25
Nov

Android’s penetration of enterprise computing markets is constrained by a combination of limited upgrade options and too many distributions

It’s very late in 2014, but a lot of enterprise computing consumers still depend on a central support function. An enormous volume of content has been written on the topic of the consumerization of business computing, and how the role of technology leader has changed hands from the typical enterprise IT organizations, to power users playing any kind of role within the organization.

But when something breaks, whether the wreckage occurs at the Line of Business (LoB) level, or within enterprise IT, itself, it still has to be fixed. Fixing broken iOS devices, or Windows devices remains a preferred route. There are simply too many distributions of the Android operating systems, and too much difficulty bringing the ones in use within an organization up to the same level of functionality to make sense for most of the enterprise computing world.

So, with this notion of how hardware device standards, to some extent, still operate in the world of business computing, Samsung’s recent decision to partner with BlackBerry “to Provide End-To-End Security for Android” (http://press NULL.blackberry NULL.com/press/2014/blackberry-and-samsung-partner-to-provide-end-to-end-security-fo NULL.html) makes sense.

The BlackBerry Samsung partnership, should appear curious to anyone who reviewed the webcasts recorded at Google I/O 2014. After all, Google announced its plan to “[integrate] part of Knox right into Android” (quoted from Samsung and Google team up to integrate KNOX into Android’s next major release (http://www NULL.sammobile NULL.com/2014/06/25/samsung-and-google-team-up-to-integrate-knox-into-androids-next-major-release/), which was written by Abhijeet M, and published in June, 2014 on the SAMMOBILE web site)at its Google I/O 2014 event.

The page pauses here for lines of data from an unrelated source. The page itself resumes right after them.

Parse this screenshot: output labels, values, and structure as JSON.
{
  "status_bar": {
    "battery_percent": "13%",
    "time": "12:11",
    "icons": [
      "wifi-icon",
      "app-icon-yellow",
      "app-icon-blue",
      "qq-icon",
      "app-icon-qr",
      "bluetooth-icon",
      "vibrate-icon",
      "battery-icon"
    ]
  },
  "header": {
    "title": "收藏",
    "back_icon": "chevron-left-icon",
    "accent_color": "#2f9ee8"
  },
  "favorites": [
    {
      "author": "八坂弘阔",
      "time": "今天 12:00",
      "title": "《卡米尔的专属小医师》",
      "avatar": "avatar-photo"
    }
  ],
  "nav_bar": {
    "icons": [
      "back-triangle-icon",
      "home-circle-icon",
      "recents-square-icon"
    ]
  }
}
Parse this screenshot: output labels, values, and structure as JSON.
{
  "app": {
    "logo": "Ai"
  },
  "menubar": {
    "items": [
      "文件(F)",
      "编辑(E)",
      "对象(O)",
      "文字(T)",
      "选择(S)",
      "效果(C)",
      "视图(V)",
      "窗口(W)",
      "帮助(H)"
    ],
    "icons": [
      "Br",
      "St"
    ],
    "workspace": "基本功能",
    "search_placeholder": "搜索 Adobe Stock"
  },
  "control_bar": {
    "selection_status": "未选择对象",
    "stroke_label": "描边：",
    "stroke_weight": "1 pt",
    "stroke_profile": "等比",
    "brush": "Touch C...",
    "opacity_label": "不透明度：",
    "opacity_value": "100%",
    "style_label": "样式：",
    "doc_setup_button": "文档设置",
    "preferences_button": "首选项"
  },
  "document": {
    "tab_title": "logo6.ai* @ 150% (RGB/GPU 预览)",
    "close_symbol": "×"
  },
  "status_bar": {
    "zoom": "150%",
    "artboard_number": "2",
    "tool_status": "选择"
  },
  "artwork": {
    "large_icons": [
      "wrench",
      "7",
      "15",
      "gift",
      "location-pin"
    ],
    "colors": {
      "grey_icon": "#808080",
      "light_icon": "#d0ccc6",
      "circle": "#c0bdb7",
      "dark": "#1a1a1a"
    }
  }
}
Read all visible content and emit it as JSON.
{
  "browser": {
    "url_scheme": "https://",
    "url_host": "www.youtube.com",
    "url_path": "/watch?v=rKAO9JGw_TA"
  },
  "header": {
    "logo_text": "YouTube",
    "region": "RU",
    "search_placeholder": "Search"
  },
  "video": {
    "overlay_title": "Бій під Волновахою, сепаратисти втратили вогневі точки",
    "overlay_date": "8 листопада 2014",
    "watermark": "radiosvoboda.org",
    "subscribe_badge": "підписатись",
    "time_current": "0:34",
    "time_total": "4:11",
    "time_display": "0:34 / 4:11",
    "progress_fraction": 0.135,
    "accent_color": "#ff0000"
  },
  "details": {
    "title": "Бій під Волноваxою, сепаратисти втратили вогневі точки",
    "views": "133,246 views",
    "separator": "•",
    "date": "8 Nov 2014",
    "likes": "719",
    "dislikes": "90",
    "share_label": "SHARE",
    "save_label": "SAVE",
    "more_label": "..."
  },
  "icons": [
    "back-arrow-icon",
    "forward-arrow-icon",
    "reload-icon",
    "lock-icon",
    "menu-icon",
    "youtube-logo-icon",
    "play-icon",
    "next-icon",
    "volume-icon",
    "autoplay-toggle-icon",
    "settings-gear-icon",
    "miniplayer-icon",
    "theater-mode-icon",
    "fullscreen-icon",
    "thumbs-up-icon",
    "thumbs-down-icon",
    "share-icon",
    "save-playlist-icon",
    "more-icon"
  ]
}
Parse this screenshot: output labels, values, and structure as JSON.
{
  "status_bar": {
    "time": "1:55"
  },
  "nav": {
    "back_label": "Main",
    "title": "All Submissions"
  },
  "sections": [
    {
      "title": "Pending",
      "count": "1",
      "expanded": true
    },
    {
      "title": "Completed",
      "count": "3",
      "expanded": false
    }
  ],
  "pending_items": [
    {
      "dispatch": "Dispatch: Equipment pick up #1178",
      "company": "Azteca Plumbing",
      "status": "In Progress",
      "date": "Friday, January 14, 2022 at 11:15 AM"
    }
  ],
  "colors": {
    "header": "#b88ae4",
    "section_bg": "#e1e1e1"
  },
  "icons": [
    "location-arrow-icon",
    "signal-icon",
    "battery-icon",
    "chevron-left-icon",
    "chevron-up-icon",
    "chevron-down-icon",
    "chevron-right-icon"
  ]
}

So why would Samsung partner with BlackBerry on no less a mission than to provide the above-stated “end-to-end security for Android”?

A simple answer, in this writer’s opinion, would be to surmise Samsung has come to the realization enterprise IT organizations in the private and public sectors are still, for some reason, shrugging off Knox and passing on Android altogether. Bringing in BlackBerry, therefore makes sense. BlackBerry’s successful effort to convince the U.S. Federal Government, and some of its international peers to continue to use BlackBerry mobile computing devices as the most secure of any of their options. Perhaps some of this win can be attributed to the fact BlackBerry is built on proprietary IP, which, for better or worse, can be easily upgraded and is completely uniform in its presentation.

Ira Michael Blonder

© IMB Enterprises, Inc. & Ira Michael Blonder, 2014 All Rights Reserved

24
Nov

Consumers should not be expected to deliver repeat buying opportunities for mobile operating systems in process

Android may be the leader in the mobile operating system popularity contest, but it shouldn’t take rooting a tablet or smart phone to migrate from JellyBean to KitKat or, most recently, Lollipop. Nevertheless, the only process this writer can find to upgrade a Samsung Galaxy Note 10.1 2.1 from Android 4.1.2, JellyBean to KitKat is to root the device.

Perhaps it would help readers to better understand the point by mentioning why an upgrade makes sense for this Samsung device. The multi-tasking capabilities available with JellyBean pale in comparison with the advances Android has made and included with KitKat. Why should consumers have to pay for improvements to features already available in an older version of an operating system?

Apple, in contrast, consistently offers a free-of-charge upgrade to the latest version of their iOS operating system. Not all of these upgrades go smoothly, but, if nothing else, Apple iPhone and iPad customers are relieved of the necessity of simply “repeat buying” a tablet or a smart phone they already own, for what amounts to no more than an enhancement to features already offered to them.

If one follows the reasoning here it should be plausible to attribute some of the pace of deceleration in consumer appetite for smart phones and tablets to a pervasive dissatisfaction with “half baked” feature sets. Samsung, to cite merely one Android OEM, has recently reported on this deceleration, and received a lot of investor punishment as the result. But as long as consumers have no option but to engage in a complex procedure to decouple a piece of hardware from its original operating system, it’s very likely consumer dissatisfaction will continue to mount and sales will continue to plummet.

This is regrettable. In fact, the multi-tasking improvement in Android KitKat is substantial and likely to be well received by even average consumers of these devices. In turn, should these upgrades be made available without additional charge to existing customers, sales should pick up. Android OEMs will realize the financial benefit. Enterprise customers, with a clear need for multi-tasking will be more likely to purchase the hardware, rounding off the benefit for the whole Android ecosystem.

The message for early stage ISVs is to think long and hard about the upgrade path consumers will have to traverse as new features are rolled into existing, core, products. In this writer’s opinion, “Ready, Fire, Aim” cannot be used as an excuse to justify raising consumers costs when limitations with advertised features are merely corrected.

Ira Michael Blonder

© IMB Enterprises, Inc. & Ira Michael Blonder, 2014 All Rights Reserved